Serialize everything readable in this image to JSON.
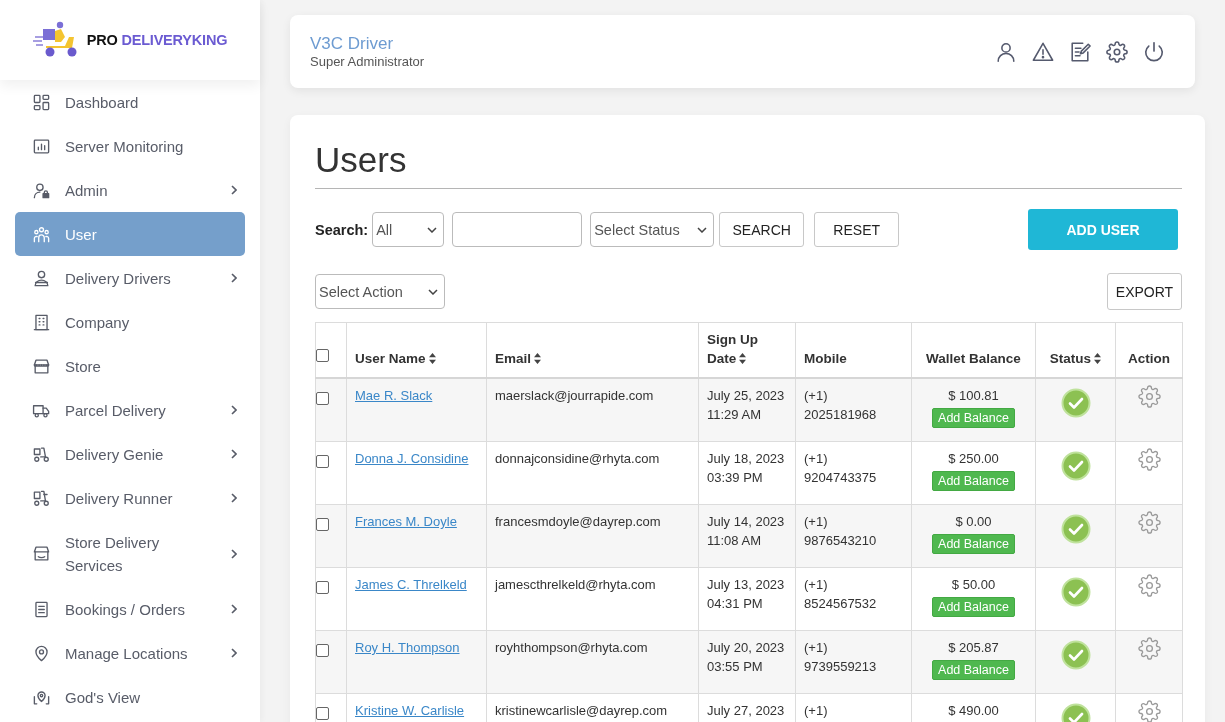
{
  "sidebar": {
    "logo": {
      "prefix": "PRO",
      "name": "DELIVERYKING"
    },
    "items": [
      {
        "label": "Dashboard",
        "submenu": false,
        "selected": false
      },
      {
        "label": "Server Monitoring",
        "submenu": false,
        "selected": false
      },
      {
        "label": "Admin",
        "submenu": true,
        "selected": false
      },
      {
        "label": "User",
        "submenu": false,
        "selected": true
      },
      {
        "label": "Delivery Drivers",
        "submenu": true,
        "selected": false
      },
      {
        "label": "Company",
        "submenu": false,
        "selected": false
      },
      {
        "label": "Store",
        "submenu": false,
        "selected": false
      },
      {
        "label": "Parcel Delivery",
        "submenu": true,
        "selected": false
      },
      {
        "label": "Delivery Genie",
        "submenu": true,
        "selected": false
      },
      {
        "label": "Delivery Runner",
        "submenu": true,
        "selected": false
      },
      {
        "label": "Store Delivery Services",
        "submenu": true,
        "selected": false
      },
      {
        "label": "Bookings / Orders",
        "submenu": true,
        "selected": false
      },
      {
        "label": "Manage Locations",
        "submenu": true,
        "selected": false
      },
      {
        "label": "God's View",
        "submenu": false,
        "selected": false
      }
    ]
  },
  "header": {
    "user_name": "V3C Driver",
    "role": "Super Administrator"
  },
  "page": {
    "title": "Users"
  },
  "toolbar": {
    "search_label": "Search:",
    "scope": "All",
    "status": "Select Status",
    "search_button": "SEARCH",
    "reset_button": "RESET",
    "add_button": "ADD USER",
    "bulk_action": "Select Action",
    "export_button": "EXPORT"
  },
  "table": {
    "all_checked": false,
    "columns": [
      {
        "label": "User Name",
        "sortable": true
      },
      {
        "label": "Email",
        "sortable": true
      },
      {
        "label": "Sign Up Date",
        "sortable": true
      },
      {
        "label": "Mobile",
        "sortable": false
      },
      {
        "label": "Wallet Balance",
        "sortable": false
      },
      {
        "label": "Status",
        "sortable": true
      },
      {
        "label": "Action",
        "sortable": false
      }
    ],
    "rows": [
      {
        "checked": false,
        "name": "Mae R. Slack",
        "email": "maerslack@jourrapide.com",
        "signup": "July 25, 2023 11:29 AM",
        "mobile": "(+1) 2025181968",
        "balance": "$ 100.81",
        "balance_action": "Add Balance",
        "active": true
      },
      {
        "checked": false,
        "name": "Donna J. Considine",
        "email": "donnajconsidine@rhyta.com",
        "signup": "July 18, 2023 03:39 PM",
        "mobile": "(+1) 9204743375",
        "balance": "$ 250.00",
        "balance_action": "Add Balance",
        "active": true
      },
      {
        "checked": false,
        "name": "Frances M. Doyle",
        "email": "francesmdoyle@dayrep.com",
        "signup": "July 14, 2023 11:08 AM",
        "mobile": "(+1) 9876543210",
        "balance": "$ 0.00",
        "balance_action": "Add Balance",
        "active": true
      },
      {
        "checked": false,
        "name": "James C. Threlkeld",
        "email": "jamescthrelkeld@rhyta.com",
        "signup": "July 13, 2023 04:31 PM",
        "mobile": "(+1) 8524567532",
        "balance": "$ 50.00",
        "balance_action": "Add Balance",
        "active": true
      },
      {
        "checked": false,
        "name": "Roy H. Thompson",
        "email": "royhthompson@rhyta.com",
        "signup": "July 20, 2023 03:55 PM",
        "mobile": "(+1) 9739559213",
        "balance": "$ 205.87",
        "balance_action": "Add Balance",
        "active": true
      },
      {
        "checked": false,
        "name": "Kristine W. Carlisle",
        "email": "kristinewcarlisle@dayrep.com",
        "signup": "July 27, 2023",
        "mobile": "(+1)",
        "balance": "$ 490.00",
        "active": true
      }
    ]
  }
}
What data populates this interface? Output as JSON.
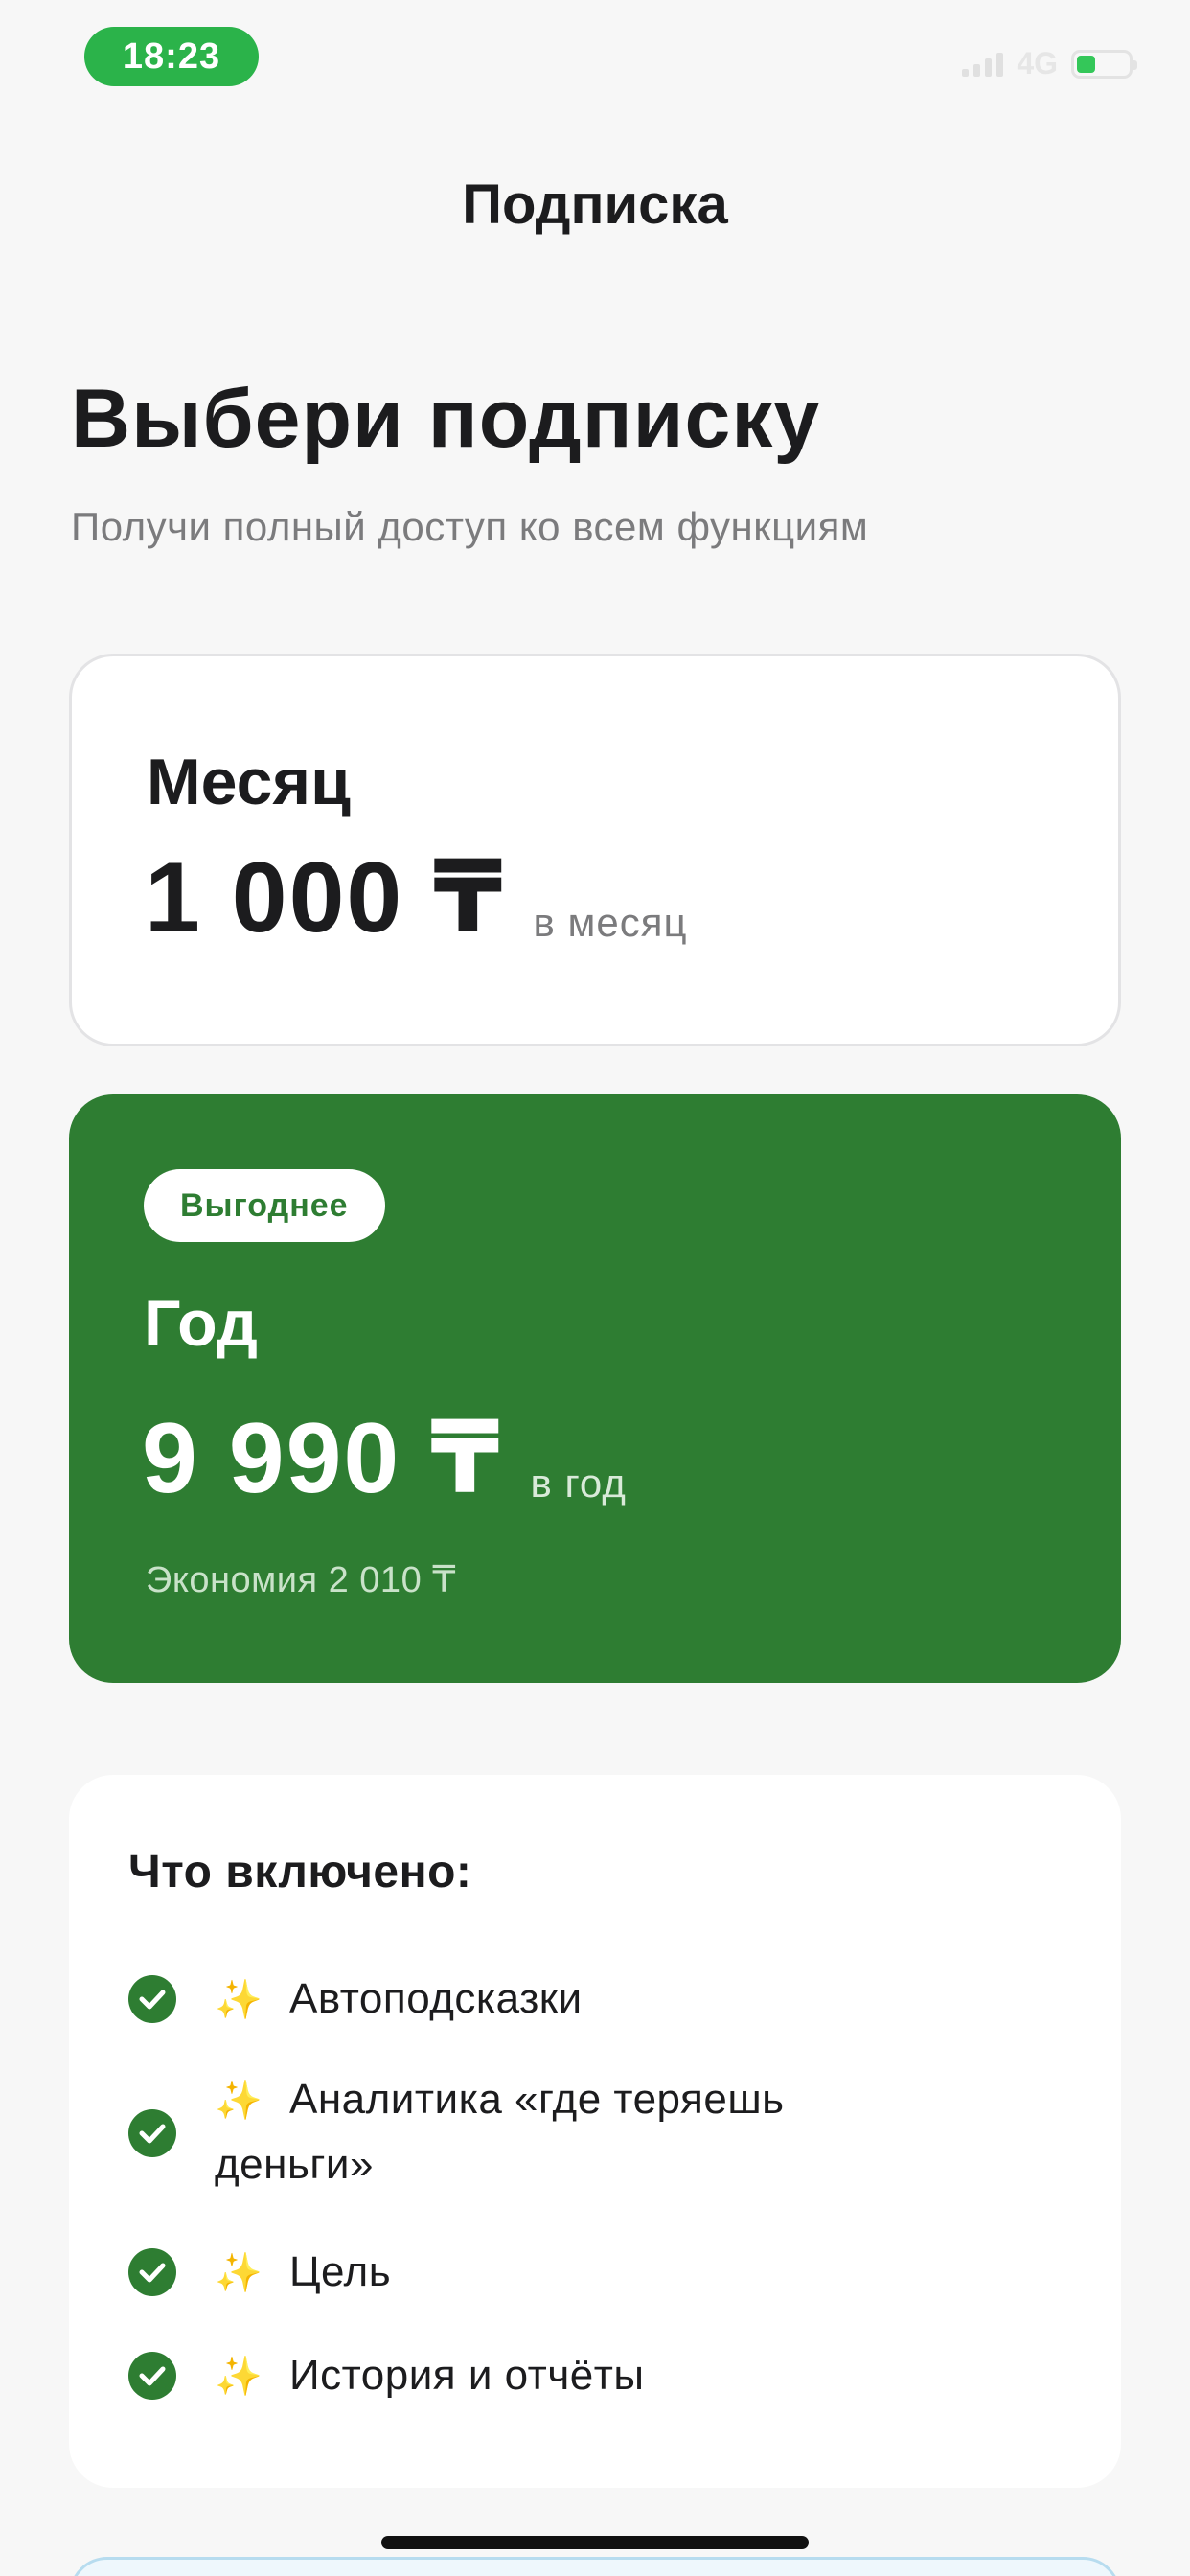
{
  "status_bar": {
    "time": "18:23",
    "network": "4G",
    "battery_color": "#34c759",
    "time_pill_color": "#2bb34a"
  },
  "header": {
    "title": "Подписка"
  },
  "intro": {
    "title": "Выбери подписку",
    "subtitle": "Получи полный доступ ко всем функциям"
  },
  "plans": {
    "monthly": {
      "name": "Месяц",
      "price": "1 000 ₸",
      "period": "в месяц"
    },
    "yearly": {
      "badge": "Выгоднее",
      "name": "Год",
      "price": "9 990 ₸",
      "period": "в год",
      "savings": "Экономия 2 010 ₸",
      "accent_color": "#2e7d32"
    }
  },
  "features": {
    "title": "Что включено:",
    "items": [
      {
        "icon": "check-circle-icon",
        "emoji": "✨",
        "text": "Автоподсказки"
      },
      {
        "icon": "check-circle-icon",
        "emoji": "✨",
        "text_line1": "Аналитика «где теряешь",
        "text_line2": "деньги»"
      },
      {
        "icon": "check-circle-icon",
        "emoji": "✨",
        "text": "Цель"
      },
      {
        "icon": "check-circle-icon",
        "emoji": "✨",
        "text": "История и отчёты"
      }
    ]
  }
}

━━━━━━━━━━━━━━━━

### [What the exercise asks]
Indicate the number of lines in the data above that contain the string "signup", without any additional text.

### [Problem solution]
6